Interview with Karima Jordon

You were born Theresa Jordon. How did you, how did you get your name?

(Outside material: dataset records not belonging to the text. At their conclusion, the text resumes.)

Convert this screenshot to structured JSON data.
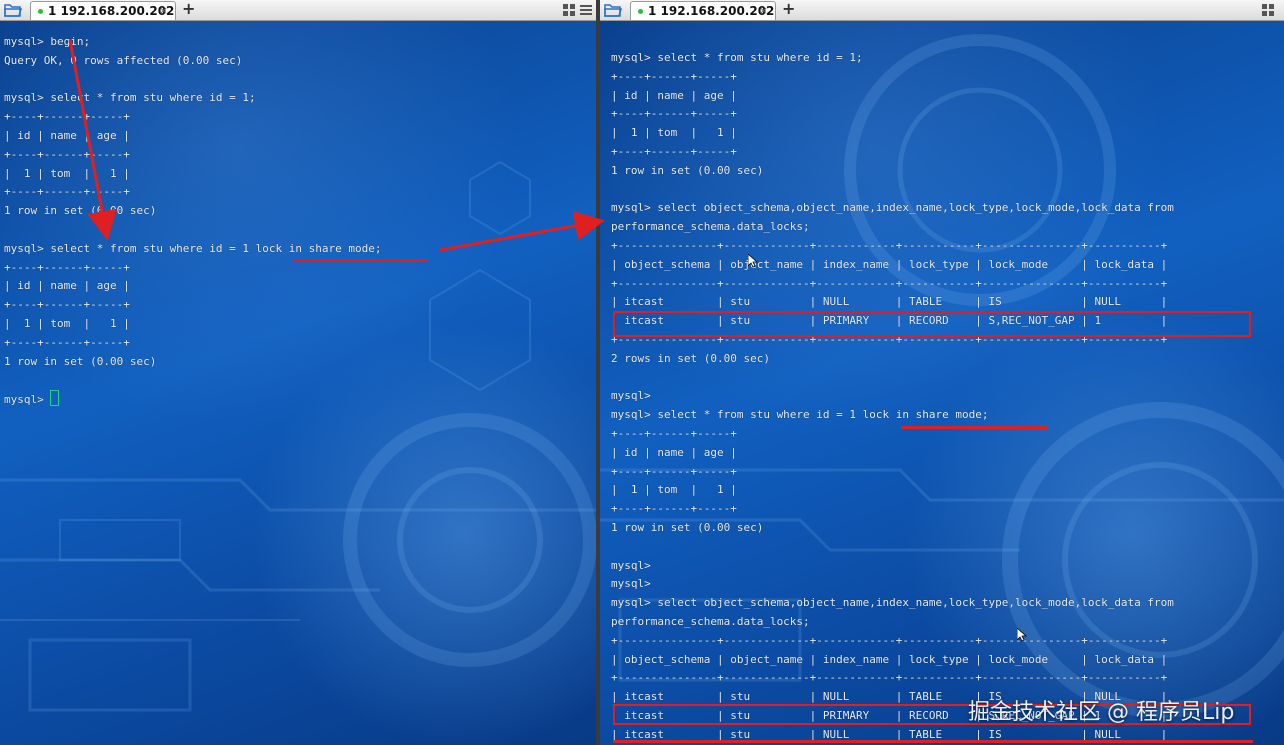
{
  "left_tab": {
    "label": "1 192.168.200.202",
    "close": "×"
  },
  "right_tab": {
    "label": "1 192.168.200.202",
    "close": "×"
  },
  "add_tab": "+",
  "left_terminal": [
    "mysql> begin;",
    "Query OK, 0 rows affected (0.00 sec)",
    "",
    "mysql> select * from stu where id = 1;",
    "+----+------+-----+",
    "| id | name | age |",
    "+----+------+-----+",
    "|  1 | tom  |   1 |",
    "+----+------+-----+",
    "1 row in set (0.00 sec)",
    "",
    "mysql> select * from stu where id = 1 lock in share mode;",
    "+----+------+-----+",
    "| id | name | age |",
    "+----+------+-----+",
    "|  1 | tom  |   1 |",
    "+----+------+-----+",
    "1 row in set (0.00 sec)",
    "",
    "mysql> "
  ],
  "right_terminal": [
    "mysql> select * from stu where id = 1;",
    "+----+------+-----+",
    "| id | name | age |",
    "+----+------+-----+",
    "|  1 | tom  |   1 |",
    "+----+------+-----+",
    "1 row in set (0.00 sec)",
    "",
    "mysql> select object_schema,object_name,index_name,lock_type,lock_mode,lock_data from",
    "performance_schema.data_locks;",
    "+---------------+-------------+------------+-----------+---------------+-----------+",
    "| object_schema | object_name | index_name | lock_type | lock_mode     | lock_data |",
    "+---------------+-------------+------------+-----------+---------------+-----------+",
    "| itcast        | stu         | NULL       | TABLE     | IS            | NULL      |",
    "| itcast        | stu         | PRIMARY    | RECORD    | S,REC_NOT_GAP | 1         |",
    "+---------------+-------------+------------+-----------+---------------+-----------+",
    "2 rows in set (0.00 sec)",
    "",
    "mysql>",
    "mysql> select * from stu where id = 1 lock in share mode;",
    "+----+------+-----+",
    "| id | name | age |",
    "+----+------+-----+",
    "|  1 | tom  |   1 |",
    "+----+------+-----+",
    "1 row in set (0.00 sec)",
    "",
    "mysql>",
    "mysql>",
    "mysql> select object_schema,object_name,index_name,lock_type,lock_mode,lock_data from",
    "performance_schema.data_locks;",
    "+---------------+-------------+------------+-----------+---------------+-----------+",
    "| object_schema | object_name | index_name | lock_type | lock_mode     | lock_data |",
    "+---------------+-------------+------------+-----------+---------------+-----------+",
    "| itcast        | stu         | NULL       | TABLE     | IS            | NULL      |",
    "| itcast        | stu         | PRIMARY    | RECORD    | S,REC_NOT_GAP | 1         |",
    "| itcast        | stu         | NULL       | TABLE     | IS            | NULL      |"
  ],
  "watermark": "掘金技术社区 @ 程序员Lip",
  "colors": {
    "terminal_text": "#e6edf6",
    "annotation_red": "#e02020",
    "tab_dot": "#2dbb3a",
    "terminal_bg": "#0d4a9c"
  },
  "icons": [
    "folder-icon",
    "layout-grid-icon",
    "menu-icon",
    "close-icon",
    "plus-icon",
    "cursor-block-icon"
  ]
}
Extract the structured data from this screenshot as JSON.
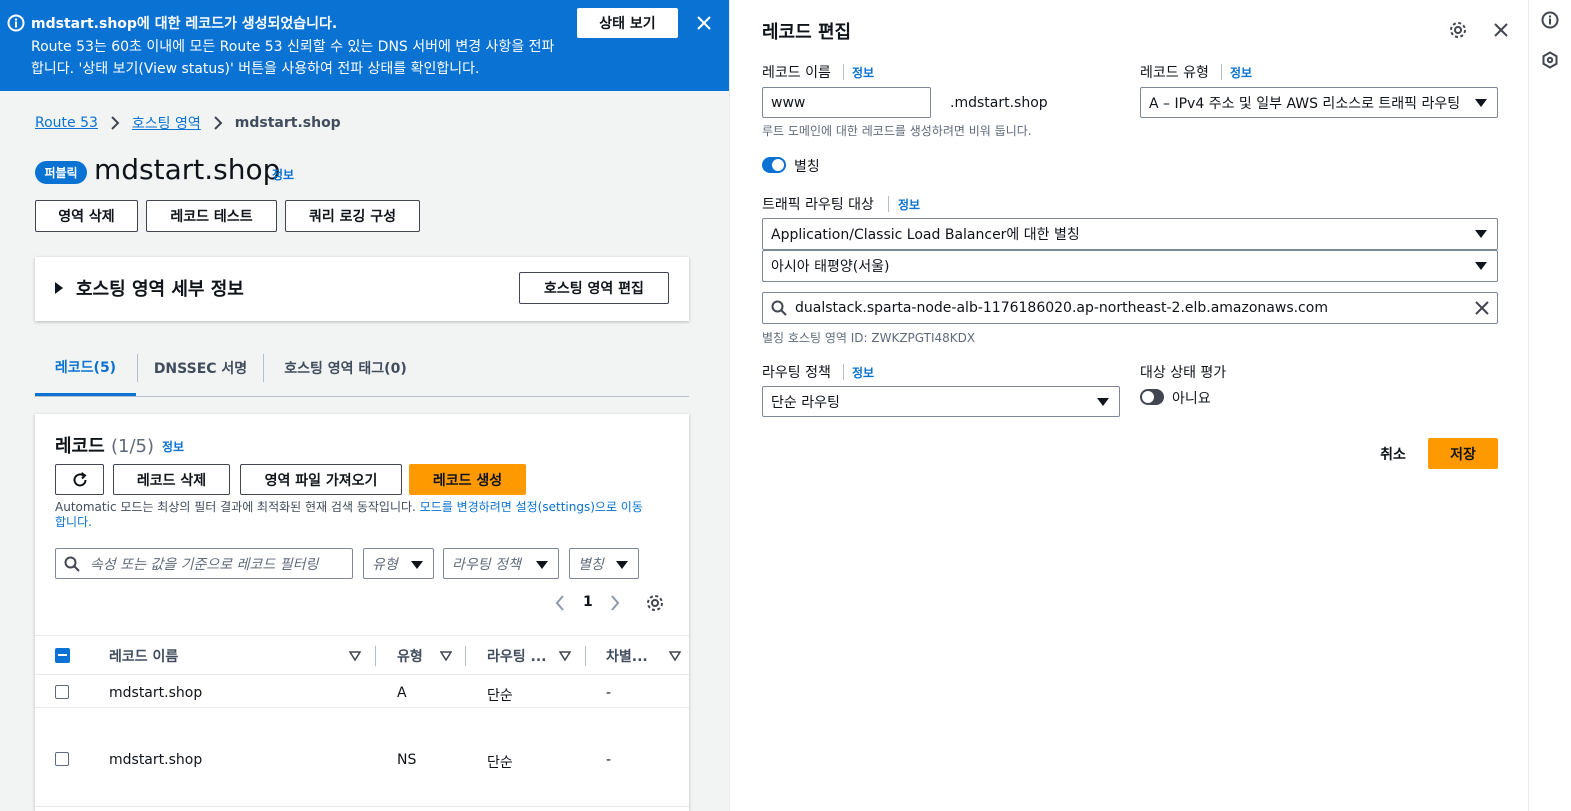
{
  "banner": {
    "title": "mdstart.shop에 대한 레코드가 생성되었습니다.",
    "line1": "Route 53는 60초 이내에 모든 Route 53 신뢰할 수 있는 DNS 서버에 변경 사항을 전파",
    "line2": "합니다. '상태 보기(View status)' 버튼을 사용하여 전파 상태를 확인합니다.",
    "view_status_label": "상태 보기",
    "bg_color": "#0972d3"
  },
  "breadcrumb": {
    "items": [
      "Route 53",
      "호스팅 영역",
      "mdstart.shop"
    ]
  },
  "zone": {
    "badge": "퍼블릭",
    "name": "mdstart.shop",
    "info": "정보",
    "buttons": [
      "영역 삭제",
      "레코드 테스트",
      "쿼리 로깅 구성"
    ],
    "details_title": "호스팅 영역 세부 정보",
    "edit_zone_label": "호스팅 영역 편집"
  },
  "tabs": [
    "레코드(5)",
    "DNSSEC 서명",
    "호스팅 영역 태그(0)"
  ],
  "records": {
    "title": "레코드",
    "count": "(1/5)",
    "info": "정보",
    "delete_label": "레코드 삭제",
    "import_label": "영역 파일 가져오기",
    "create_label": "레코드 생성",
    "auto_note_plain": "Automatic 모드는 최상의 필터 결과에 최적화된 현재 검색 동작입니다. ",
    "auto_note_link1": "모드를 변경하려면 설정(settings)으로 이동",
    "auto_note_link2": "합니다.",
    "search_placeholder": "속성 또는 값을 기준으로 레코드 필터링",
    "filters": [
      "유형",
      "라우팅 정책",
      "별칭"
    ],
    "page": "1",
    "columns": [
      "레코드 이름",
      "유형",
      "라우팅 ...",
      "차별..."
    ],
    "rows": [
      {
        "name": "mdstart.shop",
        "type": "A",
        "routing": "단순",
        "diff": "-"
      },
      {
        "name": "mdstart.shop",
        "type": "NS",
        "routing": "단순",
        "diff": "-"
      }
    ]
  },
  "editor": {
    "title": "레코드 편집",
    "name_label": "레코드 이름",
    "name_info": "정보",
    "name_value": "www",
    "domain_suffix": ".mdstart.shop",
    "name_hint": "루트 도메인에 대한 레코드를 생성하려면 비워 둡니다.",
    "type_label": "레코드 유형",
    "type_info": "정보",
    "type_value": "A – IPv4 주소 및 일부 AWS 리소스로 트래픽 라우팅",
    "alias_label": "별칭",
    "target_label": "트래픽 라우팅 대상",
    "target_info": "정보",
    "target_type": "Application/Classic Load Balancer에 대한 별칭",
    "target_region": "아시아 태평양(서울)",
    "target_value": "dualstack.sparta-node-alb-1176186020.ap-northeast-2.elb.amazonaws.com",
    "zone_id_note": "별칭 호스팅 영역 ID: ZWKZPGTI48KDX",
    "policy_label": "라우팅 정책",
    "policy_info": "정보",
    "policy_value": "단순 라우팅",
    "health_label": "대상 상태 평가",
    "health_value": "아니요",
    "cancel_label": "취소",
    "save_label": "저장"
  },
  "colors": {
    "accent": "#0972d3",
    "primary_button": "#ff9900",
    "page_bg": "#f2f3f3"
  }
}
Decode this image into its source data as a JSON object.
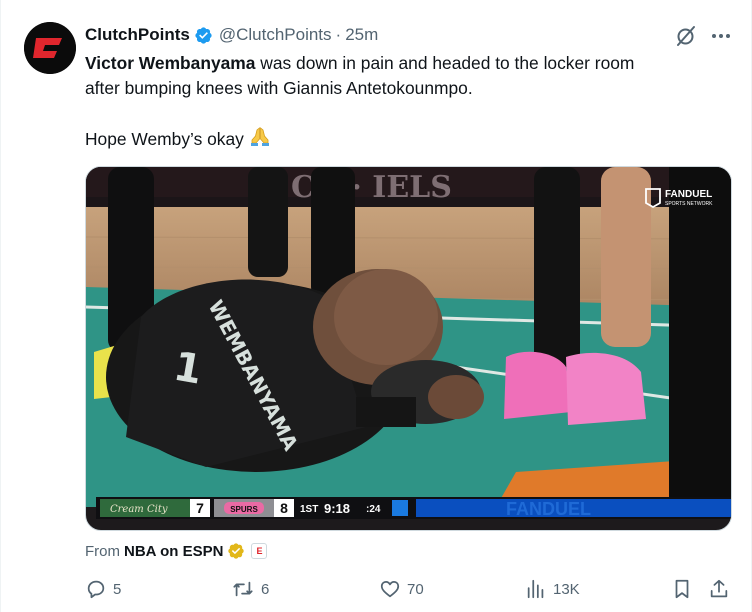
{
  "post": {
    "author_name": "ClutchPoints",
    "handle": "@ClutchPoints",
    "separator": "·",
    "time": "25m",
    "text_bold": "Victor Wembanyama",
    "text_line1_rest": " was down in pain and headed to the locker room",
    "text_line2": "after bumping knees with Giannis Antetokounmpo.",
    "text_line3": "Hope Wemby’s okay ",
    "emoji": "folded-hands"
  },
  "media": {
    "broadcast_logo_line1": "FANDUEL",
    "broadcast_logo_line2": "SPORTS NETWORK",
    "jersey_name": "WEMBANYAMA",
    "jersey_number": "1",
    "scorebug": {
      "away_team": "Cream City",
      "away_score": "7",
      "home_team": "SPURS",
      "home_score": "8",
      "quarter": "1ST",
      "clock": "9:18",
      "shot_clock": ":24",
      "banner": "FANDUEL"
    }
  },
  "attribution": {
    "label": "From",
    "source": "NBA on ESPN",
    "source_badge": "E"
  },
  "actions": {
    "replies": "5",
    "reposts": "6",
    "likes": "70",
    "views": "13K"
  },
  "colors": {
    "verified_blue": "#1d9bf0",
    "gold_badge": "#e2b719",
    "text_secondary": "#536471",
    "brand_red": "#e0262d"
  },
  "icons": [
    "clutchpoints-logo",
    "verified-badge-icon",
    "grok-icon",
    "more-icon",
    "folded-hands-emoji",
    "gold-check-icon",
    "reply-icon",
    "repost-icon",
    "like-icon",
    "views-icon",
    "bookmark-icon",
    "share-icon"
  ]
}
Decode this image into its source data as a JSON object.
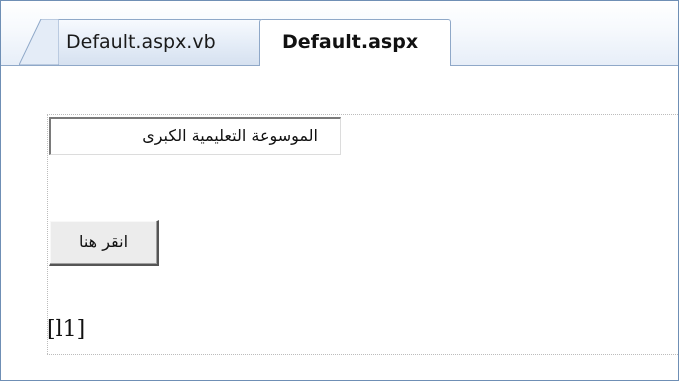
{
  "tabs": [
    {
      "label": "Default.aspx.vb",
      "active": false
    },
    {
      "label": "Default.aspx",
      "active": true
    }
  ],
  "design": {
    "textbox_value": "الموسوعة التعليمية الكبرى",
    "button_label": "انقر هنا",
    "label_text": "[l1]"
  },
  "colors": {
    "tab_border": "#8fa8c8",
    "frame_border": "#6f8fb5",
    "guide_dots": "#bcbcbc",
    "button_face": "#ececec"
  }
}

I was born Theresa Jordon that's true. But slaves names was out. You know, you remember, Jordon was the slave master's name and Theresa was some, I don't know. So everybody adopted African names. I adopted mine from a book that I, in a summer program, I read a book on African civilizations and one of the women in that book was Nabaweya and so I though Nabaweya was a great name and was woman prophet. And Weusi, my name was Nabaweya Weusi, Weusi meant Black. So, ah, I adopted that name. Everybody called me Nabi. But I met an African brother who said to me that I was not an African prophet, a woman prophet, and that was sacrilege, you know, so he decided to name me Karima, which is a person in the Koran who did good deeds for the prophet Mohammed. So I didn't oppose to it. One name to me was better, just as good as the other, as long as it was African. So I kept the name Karima.